Telephone: 412-350-4400 or 4404. Facsimile: (412) 350-3311
Here is the story. These facts are not much in dispute.
A kid was stopped by police as he was driving. Police suspected the guy was somebody else of a similar name and description — an alleged bad actor. Despite presenting three forms of identification, and after extended officer huddling and teleconferencing, he remained under suspicion. At length, and contrary to police policy, an officer entered the young man’s vehicle. A confusing scuffle ensued, the car moved forward, the kid (Leon, his name is Leon Ford) was shot in the spine, and is now paralyzed. No contraband or firearms were found in the vehicle, on his person or in his system.
Despite the incidence of mistaken identity, police charged Ford with two counts of assault against them and some lesser charges. Eventually Ford was found not guilty of major charges, but the jury was irreconcilably divided on the lesser charges.
See also this account.
Our District Attorney gets to decide whether or not Mr. Ford will be tried again on remaining charges before a new jury — or recuperate more peaceably from his injury, trial and traumas.
Rallies were held this past weekend in Pittsburgh to discuss resolutions to problems of police-community relationships, racial profiling, police brutality and white supremacy. Here is one thing which had surfaced that was asked of everyone:
This blogger does not presume to know the law, and does not presume to know the facts.
Facts regarding the tense scuffle in close quarters resulting in gunfire may not necessarily compel prosecution. Prosecutors must prioritize taxpayer resources wisely and efficiently in these times of tight budgets.
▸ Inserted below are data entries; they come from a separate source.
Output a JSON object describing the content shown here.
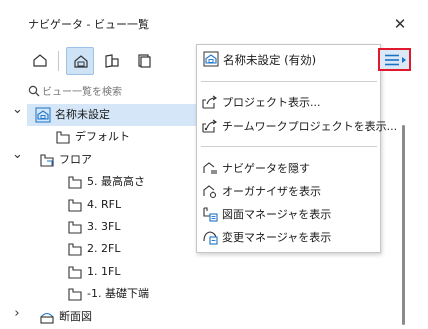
{
  "window": {
    "title": "ナビゲータ - ビュー一覧",
    "close_icon": "close-icon"
  },
  "toolbar": {
    "buttons": [
      {
        "icon": "project-map-icon"
      },
      {
        "icon": "view-map-icon",
        "active": true
      },
      {
        "icon": "layout-book-icon"
      },
      {
        "icon": "publisher-sets-icon"
      }
    ]
  },
  "search": {
    "placeholder": "ビュー一覧を検索",
    "value": ""
  },
  "tree": {
    "items": [
      {
        "label": "名称未設定",
        "level": 0,
        "expand": "expanded",
        "icon": "view-map-root-icon",
        "selected": true
      },
      {
        "label": "デフォルト",
        "level": 1,
        "expand": "none",
        "icon": "view-icon"
      },
      {
        "label": "フロア",
        "level": 0.6,
        "expand": "expanded",
        "icon": "view-folder-icon"
      },
      {
        "label": "5. 最高高さ",
        "level": 2,
        "expand": "none",
        "icon": "view-icon"
      },
      {
        "label": "4. RFL",
        "level": 2,
        "expand": "none",
        "icon": "view-icon"
      },
      {
        "label": "3. 3FL",
        "level": 2,
        "expand": "none",
        "icon": "view-icon"
      },
      {
        "label": "2. 2FL",
        "level": 2,
        "expand": "none",
        "icon": "view-icon"
      },
      {
        "label": "1. 1FL",
        "level": 2,
        "expand": "none",
        "icon": "view-icon"
      },
      {
        "label": "-1. 基礎下端",
        "level": 2,
        "expand": "none",
        "icon": "view-icon"
      },
      {
        "label": "断面図",
        "level": 0.6,
        "expand": "collapsed",
        "icon": "section-folder-icon"
      }
    ]
  },
  "dropdown": {
    "header": {
      "label": "名称未設定 (有効)",
      "icon": "view-map-root-icon"
    },
    "group1": [
      {
        "label": "プロジェクト表示...",
        "icon": "open-project-icon"
      },
      {
        "label": "チームワークプロジェクトを表示...",
        "icon": "open-teamwork-icon"
      }
    ],
    "group2": [
      {
        "label": "ナビゲータを隠す",
        "icon": "hide-navigator-icon"
      },
      {
        "label": "オーガナイザを表示",
        "icon": "organizer-icon"
      },
      {
        "label": "図面マネージャを表示",
        "icon": "drawing-manager-icon"
      },
      {
        "label": "変更マネージャを表示",
        "icon": "change-manager-icon"
      }
    ]
  },
  "menu_button": {
    "icon": "hamburger-menu-icon"
  },
  "colors": {
    "accent": "#1a73c8",
    "highlight": "#d4e6f7",
    "menu_outline": "#e0192e"
  }
}
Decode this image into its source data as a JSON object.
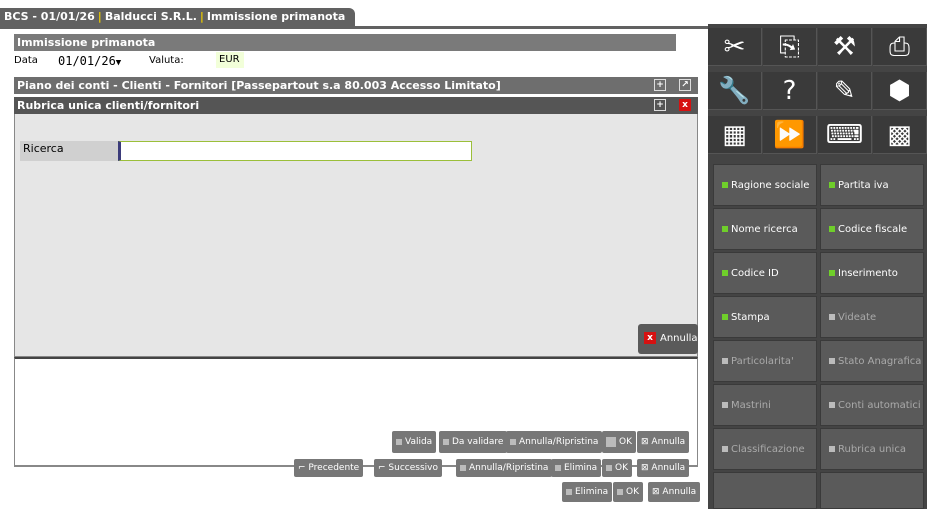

And we elect our District Attorneys; we inherited a system capable of inviting popular local sentiments of justice and mercy into these decisions.
Legal raptors warn us quickly…
If the DA decides not to pursue the charges, it’s a win for the defense,” Downtown lawyer Steven Townsend said. “The city might as well open its checkbook. (Trib, Adam Brandolph)
The above stingy concern may be ameliorated by an explicit communication by the District Attorney that he was not moved in this decision by considerations regarding conclusively of evidence, but rather mercy, justice, efficiency in crime-fighting prosecution, and community sentiment.
The remainder might be written off with a hearty, “So what? What happened to that kid was brutal. If a case can be made against anybody responsible, he deserves to be made as whole as is reasonable.”
And wherefore it has been recommended by communities standing close in solidarity with Leon Ford, therefore be it resolved: Today I am telephoning D.A. Stephen A. Zappala, Jr. to recommend that the outstanding charges against Ford be dropped. Are you? You ought to think about it.
The Comet suggests that good citizens might also want to send Zappala a fax. That documentary solidity can be a lot more sticky — and it provides greater room for creativity. Who doesn’t like a good infographic, or a cartoon?
It’s a shame you can’t fax a video.
Telephone: 412-350-4400 or 4404. Facsimile: (412) 350-3311 Web portal: D.A. Zappala’s office.